Looking ahead 10 years from now, describe what would “success” be like for you?
I would like to conduct more research on new ways that people can feel and perform better at work. I would like to write more popular press articles for news or practitioner outlets, maybe also a book if I have enough to say that it would make sense. I would like to develop new classroom exercises and materials, including some that allow students to become more self-aware and comfortable in challenging interpersonal situations, as well as help them become more active designers of their lives.
“Professor Andrew Hafenbrack has an outstanding capability at teaching.

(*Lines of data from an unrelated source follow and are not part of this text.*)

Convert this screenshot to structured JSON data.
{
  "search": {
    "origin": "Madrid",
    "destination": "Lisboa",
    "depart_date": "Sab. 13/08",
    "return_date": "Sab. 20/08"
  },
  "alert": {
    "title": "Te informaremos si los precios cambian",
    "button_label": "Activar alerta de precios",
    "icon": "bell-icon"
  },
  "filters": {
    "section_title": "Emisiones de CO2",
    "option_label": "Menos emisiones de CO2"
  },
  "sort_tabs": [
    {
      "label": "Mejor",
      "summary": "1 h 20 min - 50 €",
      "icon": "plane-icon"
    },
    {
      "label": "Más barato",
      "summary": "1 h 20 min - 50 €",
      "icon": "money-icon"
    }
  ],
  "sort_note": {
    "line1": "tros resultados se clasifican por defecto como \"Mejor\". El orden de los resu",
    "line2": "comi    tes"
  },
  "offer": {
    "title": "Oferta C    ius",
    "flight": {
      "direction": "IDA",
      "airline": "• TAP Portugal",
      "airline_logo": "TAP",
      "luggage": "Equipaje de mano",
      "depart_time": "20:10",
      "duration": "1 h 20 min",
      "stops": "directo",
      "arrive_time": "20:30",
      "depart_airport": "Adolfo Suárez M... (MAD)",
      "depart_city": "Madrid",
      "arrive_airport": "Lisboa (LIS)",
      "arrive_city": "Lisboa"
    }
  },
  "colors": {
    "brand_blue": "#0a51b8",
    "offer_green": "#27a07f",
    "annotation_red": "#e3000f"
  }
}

Through his dedication and passion he is capable of making students rethink the ideas and preconceptions they have, not only in the field of business and organizations, but also in their lives. The methods he applies and the passion he puts into his work assure a deep understanding, he makes the process attractive in a way that awakens students’ curiosity and willingness to learn. This, in addition to the concern he shows for each of his students, makes me consider Professor Andrew Hafenbrack as the best teacher I had during my scholar years.”
Micaela Oyarzún, Undergraduate Student
“The course was extremely exciting and gave a new practical vision to many things. Knowledge gained during the course can be applied not only in management or in future professional life but also, which is even more important, in everyday life. The professor is definitely one of the best I have ever had during my study. Brilliant knowledge, experience, innovative way of teaching, approach to the students, listening to them, making dialogues, recaps, exercises, making us really think – these are only a few of the many and many of Andrew Hafenbrack’s great practices and advantages. Thanks to him for such experience and thanks to Católica for this bright and innovative course.”
Andriy Kyryyenko, M.Sc. Student